         01001101 01000101 00101110 01101101
         01100100 00000000
    

    The index entry path name relative to top level directory (without leading slash). Here, it’s value is “README.md” (length=9), with one NUL byte. See below.

  • NUL byte(s) 1 NUL byte to pad the entry to a multiple of eight bytes while keeping the name NUL-terminated. In our case, the index entry starts with 64-bit ctime. In total, it has 72 bytes:

    hex: 5ae4 2b20 1db1 0962 5ae4 2b20 1db1 0962
         0100 0005 005f 0f34 0000 81a4 0000 01f5
         0000 0014 0000 000c 8029 92c4 220d e19a
         9076 7f30 00a7 9a31 b98d 0df7 0009 5245
         4144 4d45 2e6d 6400
    

2.3 Extensions

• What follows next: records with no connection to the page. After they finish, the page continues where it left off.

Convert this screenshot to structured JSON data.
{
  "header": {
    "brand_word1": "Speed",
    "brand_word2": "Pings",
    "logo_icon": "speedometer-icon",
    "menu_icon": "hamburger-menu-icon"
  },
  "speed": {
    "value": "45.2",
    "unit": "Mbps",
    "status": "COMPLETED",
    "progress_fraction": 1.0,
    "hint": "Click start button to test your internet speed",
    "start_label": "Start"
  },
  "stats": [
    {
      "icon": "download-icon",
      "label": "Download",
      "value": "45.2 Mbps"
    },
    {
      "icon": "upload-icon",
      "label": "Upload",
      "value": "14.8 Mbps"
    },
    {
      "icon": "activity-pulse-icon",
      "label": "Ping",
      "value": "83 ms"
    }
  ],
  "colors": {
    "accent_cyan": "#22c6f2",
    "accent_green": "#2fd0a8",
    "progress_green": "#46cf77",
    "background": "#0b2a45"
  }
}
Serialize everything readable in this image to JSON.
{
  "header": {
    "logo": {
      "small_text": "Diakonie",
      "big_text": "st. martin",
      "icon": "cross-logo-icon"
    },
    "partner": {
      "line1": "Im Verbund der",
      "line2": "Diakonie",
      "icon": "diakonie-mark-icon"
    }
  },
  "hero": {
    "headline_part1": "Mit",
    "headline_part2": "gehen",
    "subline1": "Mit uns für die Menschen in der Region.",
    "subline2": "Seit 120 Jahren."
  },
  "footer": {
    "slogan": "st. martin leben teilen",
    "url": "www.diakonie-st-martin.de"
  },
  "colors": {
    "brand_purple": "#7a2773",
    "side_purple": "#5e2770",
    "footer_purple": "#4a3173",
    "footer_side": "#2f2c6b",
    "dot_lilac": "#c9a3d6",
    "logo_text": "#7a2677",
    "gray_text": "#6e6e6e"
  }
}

Empty here

2.4 SHA-1 Index Checksum

hex: e6ba cf81 7de7 99e4 12b5
     396b 170f 1063 710e e85b

160-bit SHA-1 over the content of the index file before this checksum. If the index is corrupted, you might meet an error like “index file corrupt”:

$ git status
error: bad index file sha1 signature
fatal: index file corrupt

3. Why Index?

Git index, or Git cache, has 3 important properties:

  1. The index contains all the information necessary to generate a single (uniquely determined) tree object.
  2. The index enables fast comparisons between the tree object it defines and the working tree.
  3. It can efficiently represent information about merge conflicts between different tree objects, allowing each pathname to be associated with sufficient information about the trees involved that you can create a three-way merge between them.

References